**What this task involves**. Each record below gets repeated exactly, and pictures stay out of the copy.

+ + +

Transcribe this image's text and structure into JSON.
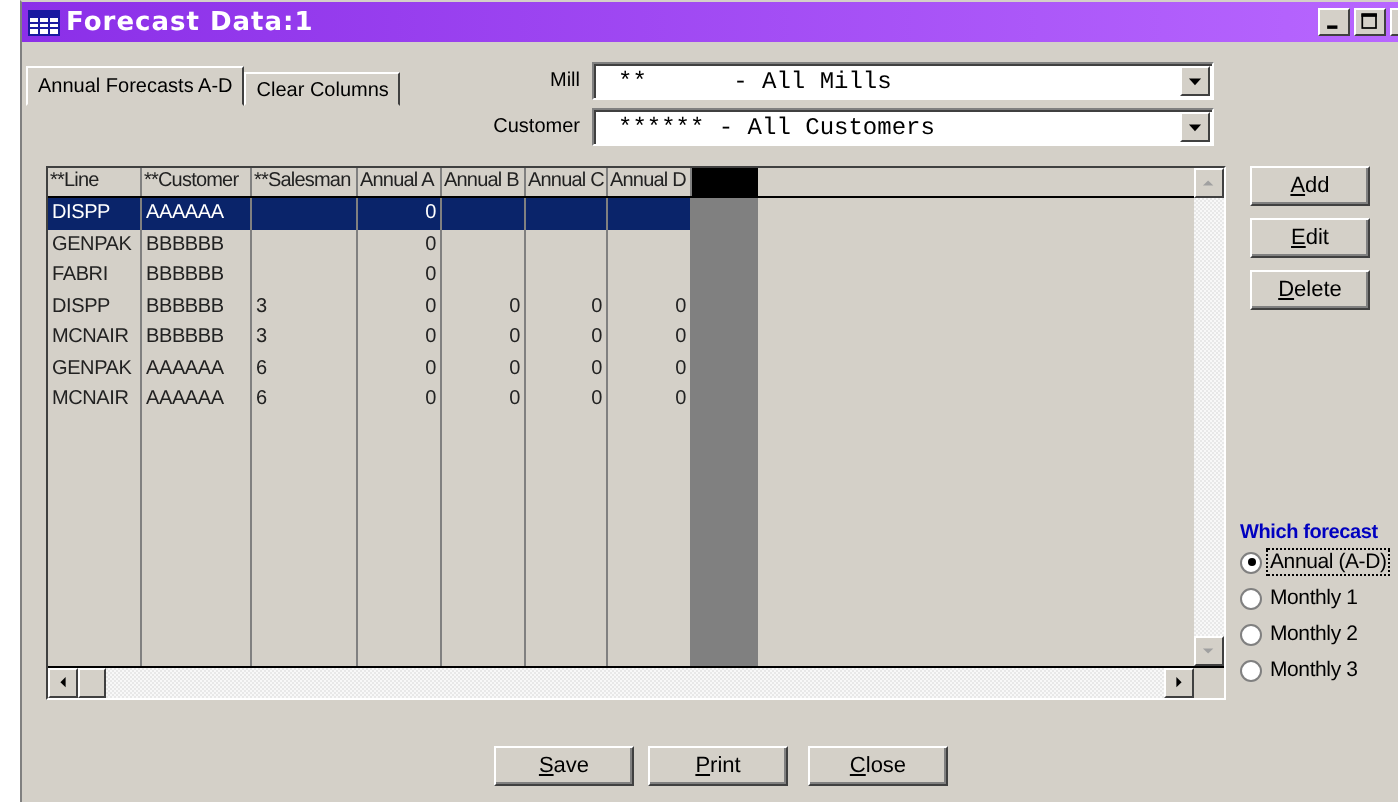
{
  "window": {
    "title": "Forecast Data:1"
  },
  "filters": [
    {
      "label": "Mill",
      "value": "**      - All Mills"
    },
    {
      "label": "Customer",
      "value": "****** - All Customers"
    }
  ],
  "tabs": [
    {
      "label": "Annual Forecasts A-D",
      "selected": true
    },
    {
      "label": "Clear Columns",
      "selected": false
    }
  ],
  "table": {
    "columns": [
      "**Line",
      "**Customer",
      "**Salesman",
      "Annual A",
      "Annual B",
      "Annual C",
      "Annual D"
    ],
    "rows": [
      {
        "selected": true,
        "cells": [
          "DISPP",
          "AAAAAA",
          null,
          "0",
          null,
          null,
          null
        ]
      },
      {
        "selected": false,
        "cells": [
          "GENPAK",
          "BBBBBB",
          null,
          "0",
          null,
          null,
          null
        ]
      },
      {
        "selected": false,
        "cells": [
          "FABRI",
          "BBBBBB",
          null,
          "0",
          null,
          null,
          null
        ]
      },
      {
        "selected": false,
        "cells": [
          "DISPP",
          "BBBBBB",
          "3",
          "0",
          "0",
          "0",
          "0"
        ]
      },
      {
        "selected": false,
        "cells": [
          "MCNAIR",
          "BBBBBB",
          "3",
          "0",
          "0",
          "0",
          "0"
        ]
      },
      {
        "selected": false,
        "cells": [
          "GENPAK",
          "AAAAAA",
          "6",
          "0",
          "0",
          "0",
          "0"
        ]
      },
      {
        "selected": false,
        "cells": [
          "MCNAIR",
          "AAAAAA",
          "6",
          "0",
          "0",
          "0",
          "0"
        ]
      }
    ]
  },
  "side_buttons": [
    "Add",
    "Edit",
    "Delete"
  ],
  "forecast_choice": {
    "title": "Which forecast",
    "options": [
      {
        "label": "Annual (A-D)",
        "selected": true
      },
      {
        "label": "Monthly 1",
        "selected": false
      },
      {
        "label": "Monthly 2",
        "selected": false
      },
      {
        "label": "Monthly 3",
        "selected": false
      }
    ]
  },
  "bottom_buttons": [
    "Save",
    "Print",
    "Close"
  ]
}
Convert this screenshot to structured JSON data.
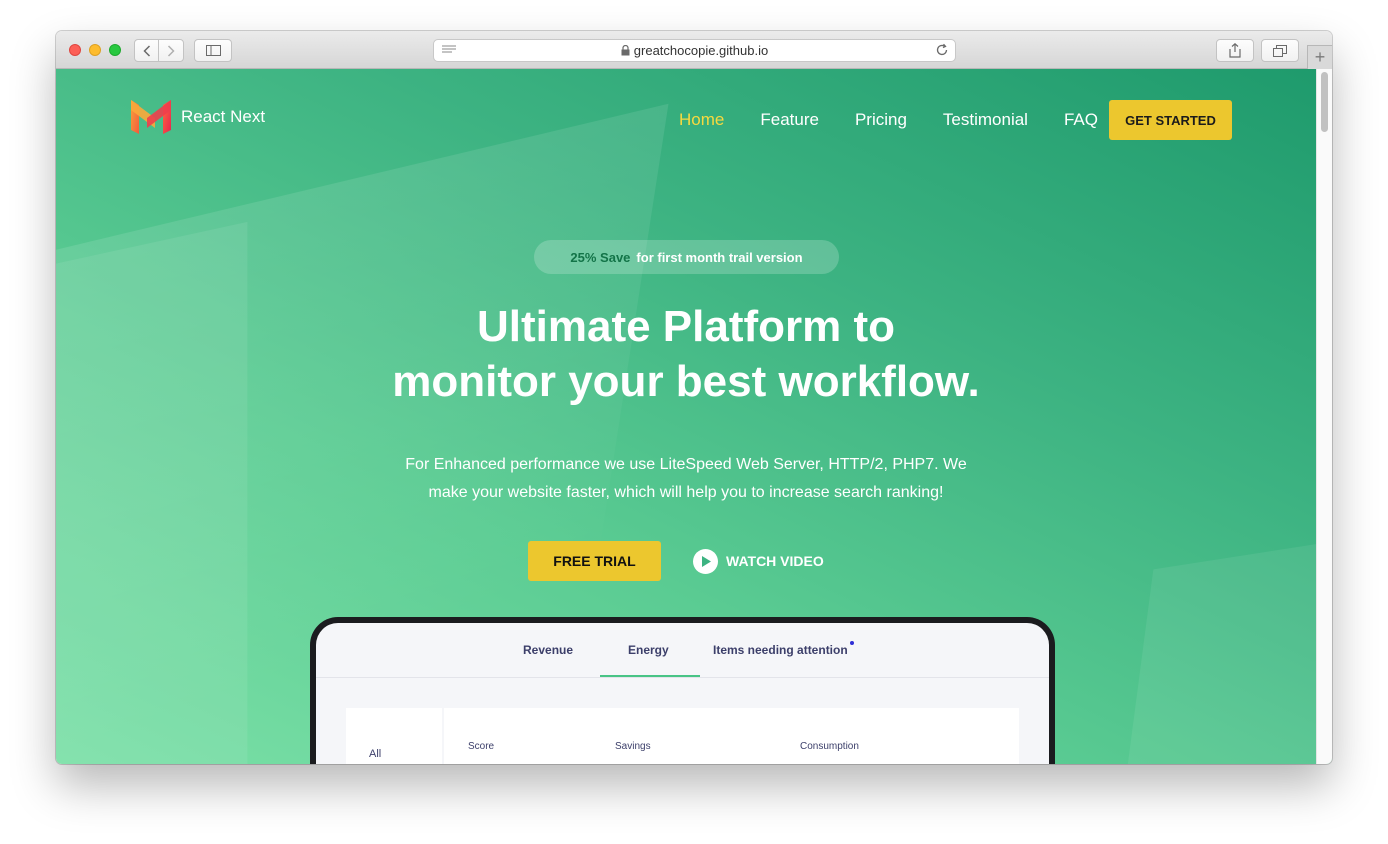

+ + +

**Result**.
Transcribe this image's text and structure into JSON.
{
  "window": {
    "title": "Forecast Data:1"
  },
  "filters": [
    {
      "label": "Mill",
      "value": "**      - All Mills"
    },
    {
      "label": "Customer",
      "value": "****** - All Customers"
    }
  ],
  "tabs": [
    {
      "label": "Annual Forecasts A-D",
      "selected": true
    },
    {
      "label": "Clear Columns",
      "selected": false
    }
  ],
  "table": {
    "columns": [
      "**Line",
      "**Customer",
      "**Salesman",
      "Annual A",
      "Annual B",
      "Annual C",
      "Annual D"
    ],
    "rows": [
      {
        "selected": true,
        "cells": [
          "DISPP",
          "AAAAAA",
          null,
          "0",
          null,
          null,
          null
        ]
      },
      {
        "selected": false,
        "cells": [
          "GENPAK",
          "BBBBBB",
          null,
          "0",
          null,
          null,
          null
        ]
      },
      {
        "selected": false,
        "cells": [
          "FABRI",
          "BBBBBB",
          null,
          "0",
          null,
          null,
          null
        ]
      },
      {
        "selected": false,
        "cells": [
          "DISPP",
          "BBBBBB",
          "3",
          "0",
          "0",
          "0",
          "0"
        ]
      },
      {
        "selected": false,
        "cells": [
          "MCNAIR",
          "BBBBBB",
          "3",
          "0",
          "0",
          "0",
          "0"
        ]
      },
      {
        "selected": false,
        "cells": [
          "GENPAK",
          "AAAAAA",
          "6",
          "0",
          "0",
          "0",
          "0"
        ]
      },
      {
        "selected": false,
        "cells": [
          "MCNAIR",
          "AAAAAA",
          "6",
          "0",
          "0",
          "0",
          "0"
        ]
      }
    ]
  },
  "side_buttons": [
    "Add",
    "Edit",
    "Delete"
  ],
  "forecast_choice": {
    "title": "Which forecast",
    "options": [
      {
        "label": "Annual (A-D)",
        "selected": true
      },
      {
        "label": "Monthly 1",
        "selected": false
      },
      {
        "label": "Monthly 2",
        "selected": false
      },
      {
        "label": "Monthly 3",
        "selected": false
      }
    ]
  },
  "bottom_buttons": [
    "Save",
    "Print",
    "Close"
  ]
}
Convert this screenshot to structured JSON data.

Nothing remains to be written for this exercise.